While Paul wasn’t specifically talking about Heaven in this passage, I’ve heard these verses from 1st Corinthians used to refer to the promise of our future heavenly home as believers in God in Jesus Christ.
What no eye has seen, nor ear heard, nor the human heart
conceived, what God has prepared for those who love him.
Do you ever wonder about Heaven? Apparently, a lot of people do. Several months ago, I put out a query on my Facebook page: “What do you wish you knew more about, from the Bible?” Of the dozen or so responses, half were about Heaven or “eternity.” Any of us who believes there is Heaven, hopes to get there; and any who believe there is life beyond this earthly one we see, wonders what that life will be like. For some, the idea of Heaven and eternal life is completely joyful and comforting. For others, it is somewhat unsettling and worrisome. It’s hard to imagine what we can’t imagine! It’s hard to picture what no eye has seen, nor ear heard, nor the human heart conceived. Even if we know that being in the presence of God will bring us eternal joy, we wonder what we’ll do in Heaven, and how we’ll exist, there.

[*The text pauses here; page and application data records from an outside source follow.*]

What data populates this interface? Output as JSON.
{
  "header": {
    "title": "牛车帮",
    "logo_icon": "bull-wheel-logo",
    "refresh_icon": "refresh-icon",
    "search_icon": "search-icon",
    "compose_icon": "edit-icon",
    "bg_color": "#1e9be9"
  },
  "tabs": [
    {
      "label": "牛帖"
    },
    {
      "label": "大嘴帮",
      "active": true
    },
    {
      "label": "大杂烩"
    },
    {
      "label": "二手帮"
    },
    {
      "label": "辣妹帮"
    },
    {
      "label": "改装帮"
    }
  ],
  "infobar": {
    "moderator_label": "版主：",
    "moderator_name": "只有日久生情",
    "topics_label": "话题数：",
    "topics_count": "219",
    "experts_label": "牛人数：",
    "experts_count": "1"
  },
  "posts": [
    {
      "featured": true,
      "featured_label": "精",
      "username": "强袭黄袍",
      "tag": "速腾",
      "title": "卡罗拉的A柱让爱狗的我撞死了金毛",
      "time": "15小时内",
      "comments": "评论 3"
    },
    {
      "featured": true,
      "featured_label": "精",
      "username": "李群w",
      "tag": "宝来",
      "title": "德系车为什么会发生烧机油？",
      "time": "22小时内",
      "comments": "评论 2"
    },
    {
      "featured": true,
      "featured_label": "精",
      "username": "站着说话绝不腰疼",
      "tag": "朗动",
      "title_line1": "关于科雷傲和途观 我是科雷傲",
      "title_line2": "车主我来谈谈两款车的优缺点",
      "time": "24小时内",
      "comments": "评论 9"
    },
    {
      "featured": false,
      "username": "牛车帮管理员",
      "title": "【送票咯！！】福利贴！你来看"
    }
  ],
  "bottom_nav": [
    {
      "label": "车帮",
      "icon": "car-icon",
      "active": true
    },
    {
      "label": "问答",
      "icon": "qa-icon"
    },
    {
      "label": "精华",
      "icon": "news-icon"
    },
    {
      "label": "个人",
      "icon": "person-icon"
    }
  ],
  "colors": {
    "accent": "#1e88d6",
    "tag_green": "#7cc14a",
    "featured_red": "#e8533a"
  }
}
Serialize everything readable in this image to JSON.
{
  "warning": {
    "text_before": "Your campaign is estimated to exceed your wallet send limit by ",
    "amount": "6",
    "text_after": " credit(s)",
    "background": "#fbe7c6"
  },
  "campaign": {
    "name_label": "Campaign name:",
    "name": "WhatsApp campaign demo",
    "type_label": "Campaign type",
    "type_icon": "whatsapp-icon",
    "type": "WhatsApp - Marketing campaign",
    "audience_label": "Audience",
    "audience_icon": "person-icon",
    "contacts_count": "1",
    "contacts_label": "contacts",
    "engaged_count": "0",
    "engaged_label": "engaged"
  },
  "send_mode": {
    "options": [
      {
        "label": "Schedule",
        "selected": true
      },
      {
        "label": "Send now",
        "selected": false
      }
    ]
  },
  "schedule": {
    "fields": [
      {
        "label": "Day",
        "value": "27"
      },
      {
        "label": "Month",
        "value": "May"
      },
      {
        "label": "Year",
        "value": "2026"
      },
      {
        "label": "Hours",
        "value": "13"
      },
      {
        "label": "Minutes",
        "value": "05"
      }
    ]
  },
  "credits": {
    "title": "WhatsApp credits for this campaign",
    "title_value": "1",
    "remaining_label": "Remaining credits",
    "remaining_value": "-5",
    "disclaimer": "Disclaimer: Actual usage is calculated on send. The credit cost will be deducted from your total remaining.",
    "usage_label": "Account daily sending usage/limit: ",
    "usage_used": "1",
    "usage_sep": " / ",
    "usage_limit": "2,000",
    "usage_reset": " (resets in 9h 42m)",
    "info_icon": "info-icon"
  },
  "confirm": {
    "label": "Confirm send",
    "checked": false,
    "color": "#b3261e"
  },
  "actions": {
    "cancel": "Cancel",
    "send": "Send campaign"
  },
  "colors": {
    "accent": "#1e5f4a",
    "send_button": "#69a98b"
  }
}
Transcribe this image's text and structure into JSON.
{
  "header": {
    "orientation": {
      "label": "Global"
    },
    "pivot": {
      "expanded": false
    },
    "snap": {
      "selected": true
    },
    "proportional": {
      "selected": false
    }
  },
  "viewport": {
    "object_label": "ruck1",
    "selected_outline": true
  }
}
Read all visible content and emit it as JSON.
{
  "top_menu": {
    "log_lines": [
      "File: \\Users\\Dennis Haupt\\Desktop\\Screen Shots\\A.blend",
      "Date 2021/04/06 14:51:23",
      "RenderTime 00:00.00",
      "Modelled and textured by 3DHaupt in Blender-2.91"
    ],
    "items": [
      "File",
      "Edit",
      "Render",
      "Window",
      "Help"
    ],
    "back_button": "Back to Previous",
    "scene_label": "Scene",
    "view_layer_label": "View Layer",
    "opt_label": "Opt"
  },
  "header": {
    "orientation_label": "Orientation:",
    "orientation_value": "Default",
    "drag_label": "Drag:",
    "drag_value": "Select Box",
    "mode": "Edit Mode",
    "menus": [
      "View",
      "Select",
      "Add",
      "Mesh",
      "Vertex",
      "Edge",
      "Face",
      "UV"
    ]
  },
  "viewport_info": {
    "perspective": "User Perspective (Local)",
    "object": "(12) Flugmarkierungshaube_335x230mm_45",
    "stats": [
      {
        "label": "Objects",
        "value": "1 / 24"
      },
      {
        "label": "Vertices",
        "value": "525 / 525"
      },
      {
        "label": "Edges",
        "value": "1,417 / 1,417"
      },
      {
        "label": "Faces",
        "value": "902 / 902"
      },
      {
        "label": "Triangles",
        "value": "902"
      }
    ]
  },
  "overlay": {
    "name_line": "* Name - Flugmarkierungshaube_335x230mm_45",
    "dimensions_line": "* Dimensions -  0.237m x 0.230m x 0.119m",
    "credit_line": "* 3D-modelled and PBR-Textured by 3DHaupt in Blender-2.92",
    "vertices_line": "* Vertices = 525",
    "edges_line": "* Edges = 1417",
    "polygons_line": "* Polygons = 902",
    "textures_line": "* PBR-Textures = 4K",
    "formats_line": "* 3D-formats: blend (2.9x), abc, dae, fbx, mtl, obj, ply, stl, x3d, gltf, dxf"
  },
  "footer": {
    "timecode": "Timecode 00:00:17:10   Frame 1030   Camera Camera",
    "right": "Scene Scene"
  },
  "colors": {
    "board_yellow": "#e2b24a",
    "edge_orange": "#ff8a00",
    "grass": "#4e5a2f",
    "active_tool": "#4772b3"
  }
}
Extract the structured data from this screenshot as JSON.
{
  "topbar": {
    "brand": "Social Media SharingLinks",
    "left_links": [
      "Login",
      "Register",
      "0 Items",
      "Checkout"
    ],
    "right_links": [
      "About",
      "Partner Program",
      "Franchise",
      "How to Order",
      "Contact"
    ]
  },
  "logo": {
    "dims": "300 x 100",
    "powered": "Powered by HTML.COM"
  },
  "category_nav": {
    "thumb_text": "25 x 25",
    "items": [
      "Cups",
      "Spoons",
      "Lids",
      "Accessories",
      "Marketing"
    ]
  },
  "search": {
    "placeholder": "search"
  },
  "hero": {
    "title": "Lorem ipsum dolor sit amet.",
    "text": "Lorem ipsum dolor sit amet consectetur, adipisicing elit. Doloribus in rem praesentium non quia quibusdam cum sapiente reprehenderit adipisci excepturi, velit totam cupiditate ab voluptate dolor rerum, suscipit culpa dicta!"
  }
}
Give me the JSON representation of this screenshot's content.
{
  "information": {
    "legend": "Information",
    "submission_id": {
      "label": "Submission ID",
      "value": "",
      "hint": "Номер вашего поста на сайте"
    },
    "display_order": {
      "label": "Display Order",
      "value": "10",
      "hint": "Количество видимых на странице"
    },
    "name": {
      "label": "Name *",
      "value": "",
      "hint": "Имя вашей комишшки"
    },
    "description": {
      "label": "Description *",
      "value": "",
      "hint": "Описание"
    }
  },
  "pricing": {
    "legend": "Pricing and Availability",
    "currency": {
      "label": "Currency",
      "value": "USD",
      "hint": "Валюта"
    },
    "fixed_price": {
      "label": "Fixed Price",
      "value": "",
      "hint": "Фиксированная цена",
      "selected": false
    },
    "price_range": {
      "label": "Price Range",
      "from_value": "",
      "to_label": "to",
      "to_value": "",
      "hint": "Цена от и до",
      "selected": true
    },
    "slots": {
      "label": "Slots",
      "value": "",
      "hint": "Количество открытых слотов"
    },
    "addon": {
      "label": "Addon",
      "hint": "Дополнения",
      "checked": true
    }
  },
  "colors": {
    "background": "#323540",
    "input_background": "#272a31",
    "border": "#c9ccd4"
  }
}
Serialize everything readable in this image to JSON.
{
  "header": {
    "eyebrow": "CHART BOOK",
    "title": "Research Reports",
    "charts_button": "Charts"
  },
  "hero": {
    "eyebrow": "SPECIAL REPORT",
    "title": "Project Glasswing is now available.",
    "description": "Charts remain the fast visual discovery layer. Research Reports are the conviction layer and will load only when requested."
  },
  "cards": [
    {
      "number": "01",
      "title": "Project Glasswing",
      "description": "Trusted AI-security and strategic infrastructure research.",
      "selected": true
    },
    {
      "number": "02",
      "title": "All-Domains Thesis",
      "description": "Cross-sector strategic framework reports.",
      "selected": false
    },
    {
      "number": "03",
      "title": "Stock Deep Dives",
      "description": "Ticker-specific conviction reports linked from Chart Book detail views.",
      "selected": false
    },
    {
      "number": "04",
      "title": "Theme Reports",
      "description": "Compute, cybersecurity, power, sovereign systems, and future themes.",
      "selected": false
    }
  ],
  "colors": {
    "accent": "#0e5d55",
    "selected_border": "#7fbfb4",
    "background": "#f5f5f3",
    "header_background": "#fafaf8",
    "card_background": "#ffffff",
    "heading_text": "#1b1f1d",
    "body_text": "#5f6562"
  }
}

I’m not sure why God placed those particular words in my mind that night. I had gone to bed with a prayer about my sermon that coming Sunday, and with thoughts about what it means to be responsible for preaching the Word. The other phrase that followed in my mind when I woke that night was, “to do no harm to the Gospel.” It’s interesting that in the verses preceding 1st Corinthians 2:9, Paul talks about what it means for him to be a faithful preacher of the Gospel; to avoid lofty words and to know nothing among you except Jesus Christ, and him crucified.
I am pondering two preaching series in the coming months; one on Revelation and the other on Heaven. I ask for your prayers, as we continue on this journey together of exploring anew “what God has prepared for those who love him.”